Some Essential Harlan Ellison Comics
Harlan Ellison passed away recently, he was one of the most inspiring names in Science Fiction and Fantasy. He has written short stories, essays, screenplays and books. He’s spoken endlessly about how influential the comic book world had been for him throughout his career. However, as much as he adored the medium, he scripted very few comic books. During the past week, I have ventured on a voyage of discovery regarding his work. Here I present what I believe to be the essential works that Ellison contributed to the comic book world. It’s not an exhaustive list and I apologise for any that I missed out on which you, dear reader, have held in your heart. Please let me know in the comments section which were your favourites and suggestions of which of Ellison’s titles I should read next.
Harlan Ellison’s Dream Corridor
This criminally short series was commissioned by Dark Horse comics in the 90’s. It featured an all-star lineup of writers and artists who adapted a series of Ellison’s best work. Artwork from Curt Swan, Gene Colan, Doug Wildey and Neal Adams graced the pages of this innovative title. One of the stand out narratives which featured in this title were “I have no Mouth but must Scream”, a dark, post-apocalyptic take on the future. Where a supercomputer ‘AM’ takes revenge on humanity for it’s own tortured existence.
The Summons of Psyklop.
This issue is part of a two part story which concludes in The Incredible Hulk #140, written by Ellison and adapted by Roy Thomas. The Summons of Psyklop begins with The Avengers capturing The Hulk at the request of the army and ending up with them fighting a villain who shrinks The Hulk down to microscopic size. This then led directly into the Hulk story entitled “The Brute that shouted Love at the Heart of the Atom”. In an unusual move, Harlan Ellison was credited in an exclusive manner on the front of these Marvel comics in a way most other writers would envy!
The Night of Thanks but no Thanks!
A result of a 15 year promise to Julie Schwartz to write a Batman story, this was a fairly neat, self contained story which was the last Batman narrative before the series entered post-crisis continuity. It was the last issue to be edited by Len Wein before Danny O’Neil took over editorial duties.
The City on the Edge of Forever
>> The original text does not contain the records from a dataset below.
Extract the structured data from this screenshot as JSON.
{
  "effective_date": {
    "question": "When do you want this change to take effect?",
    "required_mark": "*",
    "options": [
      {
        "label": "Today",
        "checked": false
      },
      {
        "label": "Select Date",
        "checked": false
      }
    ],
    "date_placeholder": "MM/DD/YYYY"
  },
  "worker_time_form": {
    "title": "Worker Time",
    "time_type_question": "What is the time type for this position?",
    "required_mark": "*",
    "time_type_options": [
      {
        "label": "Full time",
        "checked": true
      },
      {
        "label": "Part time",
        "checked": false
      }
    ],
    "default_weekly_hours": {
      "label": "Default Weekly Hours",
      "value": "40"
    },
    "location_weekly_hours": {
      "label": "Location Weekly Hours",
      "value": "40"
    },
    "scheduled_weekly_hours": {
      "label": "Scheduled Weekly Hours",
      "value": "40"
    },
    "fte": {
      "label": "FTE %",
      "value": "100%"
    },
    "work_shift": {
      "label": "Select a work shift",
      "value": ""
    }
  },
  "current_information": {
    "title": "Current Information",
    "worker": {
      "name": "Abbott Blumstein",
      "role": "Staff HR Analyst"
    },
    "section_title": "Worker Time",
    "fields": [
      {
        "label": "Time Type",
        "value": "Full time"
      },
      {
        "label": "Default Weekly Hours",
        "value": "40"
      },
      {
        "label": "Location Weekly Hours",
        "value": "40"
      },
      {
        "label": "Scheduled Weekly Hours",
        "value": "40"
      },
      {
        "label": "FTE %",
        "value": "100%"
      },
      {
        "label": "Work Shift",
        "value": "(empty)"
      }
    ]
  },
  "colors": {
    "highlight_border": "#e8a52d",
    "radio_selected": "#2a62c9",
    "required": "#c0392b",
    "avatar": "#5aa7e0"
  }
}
Scott Tipton, David Tipton and JK Woodward have adapted Ellison’s seminal screenplay for the original series of Star Trek’s best loved episode into a mini series published by IDW. Here they retell Ellison’s story of a doomed love affair and the risk of changing the past. This is a story which has stayed with fans decades after is was first released.